“What you might see this coming fall 2018, we’ll probably start the integrated career program, so you may see some people who will be working with students on their decisions that they make here at Guilford and how that will lead them to possible careers,” said Fernandes. “We hope to have some more community-wide events. You saw some pilot tests when we had Arts on the Quad this year, when we had Meadowfed.
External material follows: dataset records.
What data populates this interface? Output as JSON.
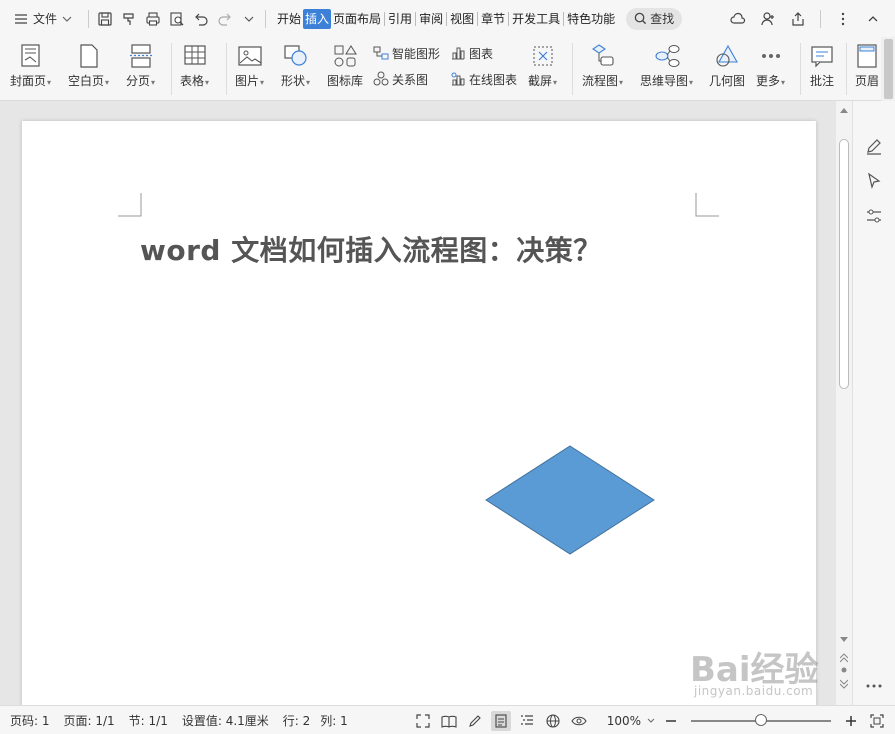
{
  "menubar": {
    "file_label": "文件",
    "tabs": [
      {
        "label": "开始",
        "active": false
      },
      {
        "label": "插入",
        "active": true
      },
      {
        "label": "页面布局",
        "active": false
      },
      {
        "label": "引用",
        "active": false
      },
      {
        "label": "审阅",
        "active": false
      },
      {
        "label": "视图",
        "active": false
      },
      {
        "label": "章节",
        "active": false
      },
      {
        "label": "开发工具",
        "active": false
      },
      {
        "label": "特色功能",
        "active": false
      }
    ],
    "search_label": "查找"
  },
  "ribbon": {
    "cover": "封面页",
    "blank": "空白页",
    "pagebreak": "分页",
    "table": "表格",
    "picture": "图片",
    "shape": "形状",
    "iconlib": "图标库",
    "smartart": "智能图形",
    "chart": "图表",
    "relation": "关系图",
    "online_chart": "在线图表",
    "screenshot": "截屏",
    "flowchart": "流程图",
    "mindmap": "思维导图",
    "geometry": "几何图",
    "more": "更多",
    "comment": "批注",
    "header": "页眉"
  },
  "document": {
    "title": "word 文档如何插入流程图：决策？",
    "shape": {
      "type": "diamond",
      "fill": "#5b9bd5",
      "stroke": "#41719c"
    }
  },
  "statusbar": {
    "page_no": "页码: 1",
    "pages": "页面: 1/1",
    "section": "节: 1/1",
    "setting": "设置值: 4.1厘米",
    "row": "行: 2",
    "col": "列: 1",
    "zoom": "100%"
  },
  "watermark": {
    "brand": "Bai经验",
    "site": "jingyan.baidu.com"
  },
  "colors": {
    "accent": "#3d80d8",
    "shape_fill": "#5b9bd5"
  }
}
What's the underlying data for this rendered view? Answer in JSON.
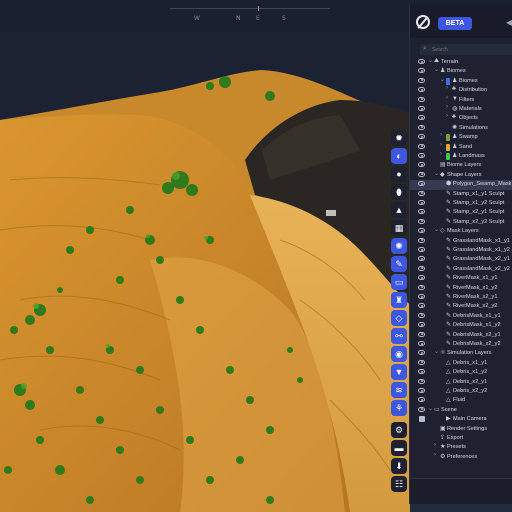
{
  "compass": {
    "directions": [
      "W",
      "N",
      "E",
      "S"
    ]
  },
  "header": {
    "beta_label": "BETA"
  },
  "search": {
    "placeholder": "Search"
  },
  "toolbar": {
    "buttons": [
      {
        "name": "light-icon",
        "glyph": "✹",
        "style": "dark"
      },
      {
        "name": "globe-icon",
        "glyph": "◐",
        "style": "blue"
      },
      {
        "name": "sphere-icon",
        "glyph": "●",
        "style": "dark"
      },
      {
        "name": "drop-icon",
        "glyph": "⬮",
        "style": "dark"
      },
      {
        "name": "triangle-icon",
        "glyph": "▲",
        "style": "dark"
      },
      {
        "name": "grid-icon",
        "glyph": "▦",
        "style": "dark"
      },
      {
        "name": "settings-icon",
        "glyph": "✺",
        "style": "blue"
      },
      {
        "name": "brush-icon",
        "glyph": "✎",
        "style": "blue"
      },
      {
        "name": "ruler-icon",
        "glyph": "▭",
        "style": "blue"
      },
      {
        "name": "stamp-icon",
        "glyph": "♜",
        "style": "blue"
      },
      {
        "name": "mask-icon",
        "glyph": "◇",
        "style": "blue"
      },
      {
        "name": "nodes-icon",
        "glyph": "⚯",
        "style": "blue"
      },
      {
        "name": "view-icon",
        "glyph": "◉",
        "style": "blue"
      },
      {
        "name": "filter-icon",
        "glyph": "▼",
        "style": "blue"
      },
      {
        "name": "layers-icon",
        "glyph": "≋",
        "style": "blue"
      },
      {
        "name": "share-icon",
        "glyph": "⚘",
        "style": "blue"
      },
      {
        "name": "gear-icon",
        "glyph": "⚙",
        "style": "dark"
      },
      {
        "name": "folder-icon",
        "glyph": "▬",
        "style": "dark"
      },
      {
        "name": "download-icon",
        "glyph": "⬇",
        "style": "dark"
      },
      {
        "name": "stats-icon",
        "glyph": "☷",
        "style": "dark"
      }
    ]
  },
  "tree": [
    {
      "label": "Terrain",
      "indent": 0,
      "caret": "⌄",
      "icon": "⛰",
      "vis": "eye"
    },
    {
      "label": "Biomes",
      "indent": 1,
      "caret": "⌄",
      "icon": "♟",
      "vis": "eye"
    },
    {
      "label": "Biomes",
      "indent": 2,
      "caret": "⌄",
      "icon": "",
      "swatch": "#3f6ee8",
      "vis": "eye"
    },
    {
      "label": "Distribution",
      "indent": 3,
      "caret": "›",
      "icon": "♣",
      "vis": "eye"
    },
    {
      "label": "Filters",
      "indent": 3,
      "caret": "›",
      "icon": "▼",
      "vis": "eye"
    },
    {
      "label": "Materials",
      "indent": 3,
      "caret": "›",
      "icon": "◍",
      "vis": "eye"
    },
    {
      "label": "Objects",
      "indent": 3,
      "caret": "›",
      "icon": "♣",
      "vis": "eye"
    },
    {
      "label": "Simulations",
      "indent": 3,
      "caret": "",
      "icon": "✺",
      "vis": "eye"
    },
    {
      "label": "Swamp",
      "indent": 2,
      "caret": "›",
      "icon": "",
      "swatch": "#8a9a3a",
      "vis": "eye"
    },
    {
      "label": "Sand",
      "indent": 2,
      "caret": "›",
      "icon": "",
      "swatch": "#e0a43a",
      "vis": "eye"
    },
    {
      "label": "Landmass",
      "indent": 2,
      "caret": "›",
      "icon": "",
      "swatch": "#3cc84a",
      "vis": "eye"
    },
    {
      "label": "Biome Layers",
      "indent": 1,
      "caret": "",
      "icon": "▤",
      "vis": "eye"
    },
    {
      "label": "Shape Layers",
      "indent": 1,
      "caret": "⌄",
      "icon": "◆",
      "vis": "eye"
    },
    {
      "label": "Polygon_Swamp_Mask",
      "indent": 2,
      "caret": "",
      "icon": "⬢",
      "vis": "eye",
      "selected": true
    },
    {
      "label": "Stamp_x1_y1 Sculpt",
      "indent": 2,
      "caret": "",
      "icon": "✎",
      "vis": "eye"
    },
    {
      "label": "Stamp_x1_y2 Sculpt",
      "indent": 2,
      "caret": "",
      "icon": "✎",
      "vis": "eye"
    },
    {
      "label": "Stamp_x2_y1 Sculpt",
      "indent": 2,
      "caret": "",
      "icon": "✎",
      "vis": "eye"
    },
    {
      "label": "Stamp_x2_y2 Sculpt",
      "indent": 2,
      "caret": "",
      "icon": "✎",
      "vis": "eye"
    },
    {
      "label": "Mask Layers",
      "indent": 1,
      "caret": "⌄",
      "icon": "◇",
      "vis": "eye"
    },
    {
      "label": "GrasslandMask_x1_y1",
      "indent": 2,
      "caret": "",
      "icon": "✎",
      "vis": "eye"
    },
    {
      "label": "GrasslandMask_x1_y2",
      "indent": 2,
      "caret": "",
      "icon": "✎",
      "vis": "eye"
    },
    {
      "label": "GrasslandMask_x2_y1",
      "indent": 2,
      "caret": "",
      "icon": "✎",
      "vis": "eye"
    },
    {
      "label": "GrasslandMask_x2_y2",
      "indent": 2,
      "caret": "",
      "icon": "✎",
      "vis": "eye"
    },
    {
      "label": "RiverMask_x1_y1",
      "indent": 2,
      "caret": "",
      "icon": "✎",
      "vis": "eye"
    },
    {
      "label": "RiverMask_x1_y2",
      "indent": 2,
      "caret": "",
      "icon": "✎",
      "vis": "eye"
    },
    {
      "label": "RiverMask_x2_y1",
      "indent": 2,
      "caret": "",
      "icon": "✎",
      "vis": "eye"
    },
    {
      "label": "RiverMask_x2_y2",
      "indent": 2,
      "caret": "",
      "icon": "✎",
      "vis": "eye"
    },
    {
      "label": "DebrisMask_x1_y1",
      "indent": 2,
      "caret": "",
      "icon": "✎",
      "vis": "eye"
    },
    {
      "label": "DebrisMask_x1_y2",
      "indent": 2,
      "caret": "",
      "icon": "✎",
      "vis": "eye"
    },
    {
      "label": "DebrisMask_x2_y1",
      "indent": 2,
      "caret": "",
      "icon": "✎",
      "vis": "eye"
    },
    {
      "label": "DebrisMask_x2_y2",
      "indent": 2,
      "caret": "",
      "icon": "✎",
      "vis": "eye"
    },
    {
      "label": "Simulation Layers",
      "indent": 1,
      "caret": "⌄",
      "icon": "⚛",
      "vis": "eye"
    },
    {
      "label": "Debris_x1_y1",
      "indent": 2,
      "caret": "",
      "icon": "△",
      "vis": "eye"
    },
    {
      "label": "Debris_x1_y2",
      "indent": 2,
      "caret": "",
      "icon": "△",
      "vis": "eye"
    },
    {
      "label": "Debris_x2_y1",
      "indent": 2,
      "caret": "",
      "icon": "△",
      "vis": "eye"
    },
    {
      "label": "Debris_x2_y2",
      "indent": 2,
      "caret": "",
      "icon": "△",
      "vis": "eye"
    },
    {
      "label": "Fluid",
      "indent": 2,
      "caret": "",
      "icon": "△",
      "vis": "eye"
    },
    {
      "label": "Scene",
      "indent": 0,
      "caret": "⌄",
      "icon": "▭",
      "vis": "eye"
    },
    {
      "label": "Main Camera",
      "indent": 2,
      "caret": "",
      "icon": "▶",
      "vis": "lock"
    },
    {
      "label": "Render Settings",
      "indent": 1,
      "caret": "",
      "icon": "▣",
      "vis": ""
    },
    {
      "label": "Export",
      "indent": 1,
      "caret": "",
      "icon": "⇪",
      "vis": ""
    },
    {
      "label": "Presets",
      "indent": 1,
      "caret": "›",
      "icon": "★",
      "vis": ""
    },
    {
      "label": "Preferences",
      "indent": 1,
      "caret": "›",
      "icon": "⚙",
      "vis": ""
    }
  ]
}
We just had the (International Festival). Things like that, those are small attempts to make one-hour times where everybody’s free to come together, and we want to keep doing things like that.”
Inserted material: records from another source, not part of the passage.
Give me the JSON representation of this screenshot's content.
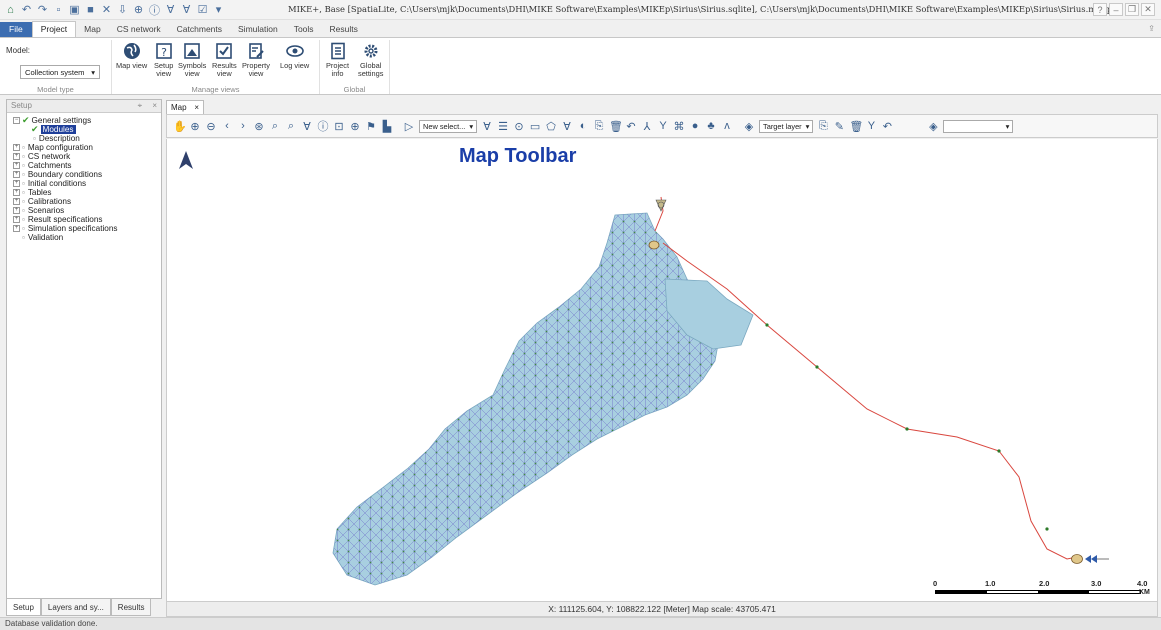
{
  "window": {
    "title": "MIKE+, Base [SpatiaLite, C:\\Users\\mjk\\Documents\\DHI\\MIKE Software\\Examples\\MIKEp\\Sirius\\Sirius.sqlite], C:\\Users\\mjk\\Documents\\DHI\\MIKE Software\\Examples\\MIKEp\\Sirius\\Sirius.mupp"
  },
  "ribbon_tabs": [
    "File",
    "Project",
    "Map",
    "CS network",
    "Catchments",
    "Simulation",
    "Tools",
    "Results"
  ],
  "ribbon": {
    "model_label": "Model:",
    "model_value": "Collection system",
    "model_group": "Model type",
    "manage_group": "Manage views",
    "global_group": "Global",
    "map_view": "Map view",
    "setup_view_1": "Setup",
    "setup_view_2": "view",
    "symbols_view_1": "Symbols",
    "symbols_view_2": "view",
    "results_view_1": "Results",
    "results_view_2": "view",
    "property_view_1": "Property",
    "property_view_2": "view",
    "log_view": "Log view",
    "project_info_1": "Project",
    "project_info_2": "info",
    "global_settings_1": "Global",
    "global_settings_2": "settings"
  },
  "setup_panel": {
    "title": "Setup",
    "pin": "⌂",
    "close": "×",
    "tree": [
      "General settings",
      "Modules",
      "Description",
      "Map configuration",
      "CS network",
      "Catchments",
      "Boundary conditions",
      "Initial conditions",
      "Tables",
      "Calibrations",
      "Scenarios",
      "Result specifications",
      "Simulation specifications",
      "Validation"
    ]
  },
  "bottom_tabs": [
    "Setup",
    "Layers and sy...",
    "Results"
  ],
  "map": {
    "tab_label": "Map",
    "heading": "Map Toolbar",
    "select_label": "New select...",
    "target_layer": "Target layer",
    "scale_labels": [
      "0",
      "1.0",
      "2.0",
      "3.0",
      "4.0"
    ],
    "scale_unit": "KM",
    "coordinates": "X: 111125.604, Y: 108822.122 [Meter]   Map scale: 43705.471"
  },
  "status": "Database validation done.",
  "colors": {
    "file_tab": "#3c6db1",
    "catchment_fill": "#a8cfe0",
    "network_link": "#6a63c8",
    "network_node": "#2d7a2a",
    "pipe_red": "#d9473f",
    "heading_blue": "#1a3ea8"
  }
}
Other changes associated with the Edge, such as the 12-3 schedule and curriculum changes, won’t be implemented until fall 2019. The 12-3 schedule will shift Guilford’s academic calendar from a traditional 15-week semester, where students typically take four classes, to a 12-week period where students will take three classes and a three-week period where students will take one intensive class.

While all Guilford students will follow the 12-3 schedule starting in fall 2019, students enrolled before then will have the option to complete either the current general education and major requirements, or opt into the new requirements that will be implemented in fall 2019 with the Edge.
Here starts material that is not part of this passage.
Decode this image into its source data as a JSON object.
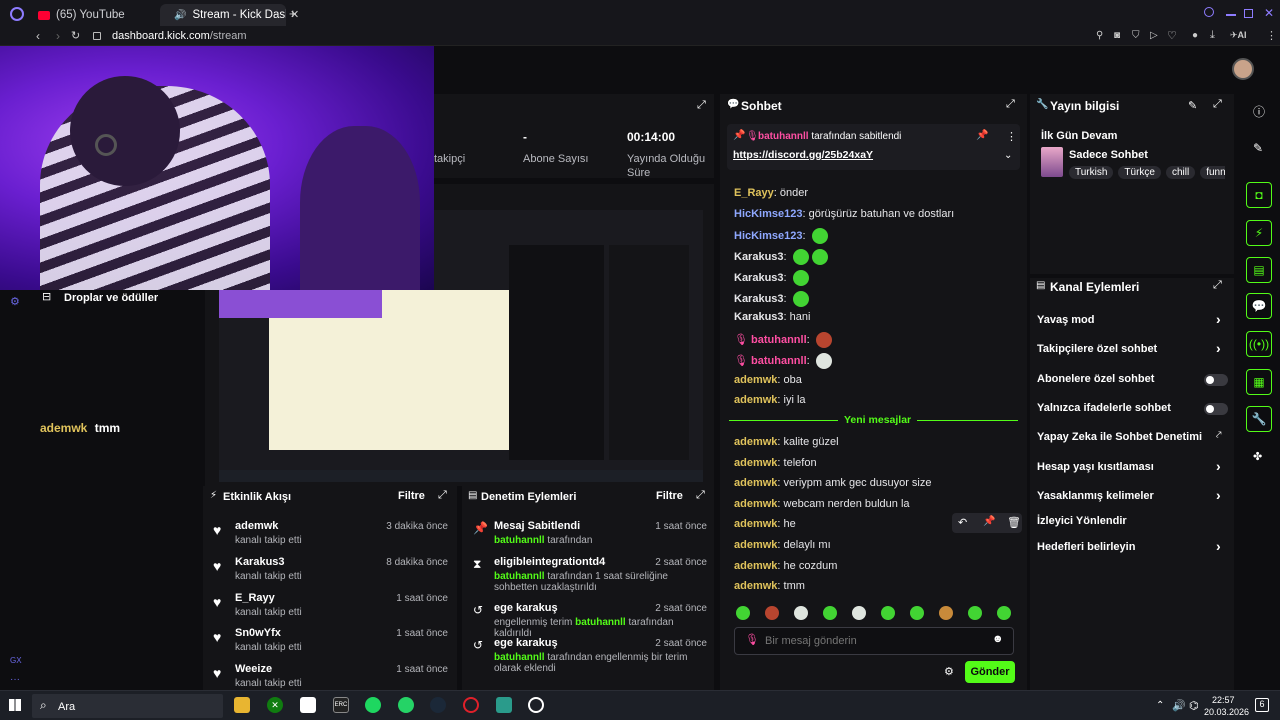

“I’m sure that every student who is here now will be graduating based on the program that they entered with. Because the program you enter with, that’s like a contract with the students,” said Fernandes. “And the students who enter in 2019 will have a different contract, but I also heard that there’s some possibility of current students who want to try a course in the new way. We may be able to make arrangements for that to happen.”

Faculty have already begun to revise the syllabi for their courses under the Edge. According to Fernandes, all faculty members will be eligible to participate in the curriculum revision and receive stipends for their work.

“They get paid, they’re getting a stipend to work over the summer,” said Fernandes. “The Board of Trustees understands, the Board of Trustees approved the Guilford Edge. They understand that it’s a lot of work for the whole community, so the faculty will be paid to do the work for curriculum reform during the summer or whenever they do it.”

Community Senate President and senior Hector Rivera Suarez believes that faculty members should communicate with students as they revise their syllabi.

“I know that it’s something that I’m not going to be impacted by, but a point that I made was that the most beneficial thing that professors can do right now when they’re adjusting their schedules is talk to their students, especially those who are graduating who have been through multiple classes with them, about what kind of changes in that syllabus would be impactful to the (first-years) coming in,” said Suarez. “I definitely think that Guilford College has a huge resource of students that could be used a lot more than it’s currently being used.”

Suarez stressed the need for the administration to communicate with students about the changes associated with the Guilford Edge.

“I personally think that it’s going to be a very beneficial program to first-years coming in in the class of 2019 and that we just need to take it, like be open to new opportunities, but I also said that as far as I know, there’s not that much student involvement in conversations surrounding the Guilford Edge,” said Suarez. “So in order for the Guilford Edge to be beneficial to those students who will be sophomores, juniors and seniors who have not experienced the Guilford Edge, they need to be included in these conversations so that they feel comfortable when those changes happen.”

According to Vice President for Marketing Roger Degerman, the administration is in the process of communicating the changes to students.

“We just spent a lot of time in our most recent meeting going over, ‘We got to get to these students fast and furiously, they’re coming near the end of this semester,’” said Degerman. “And so not only to catch them before we lose this academic year, but also plans for when we come back in the fall, so this will be an ongoing experience.”

Fernandes expressed similar sentiments.

“It’ll take awhile. It’ll be a big endeavor for the College, and everybody, almost everybody, will be part of it,” said Fernandes. “If students, faculty, staff and administration all work together with the board, I know nothing can stop us.”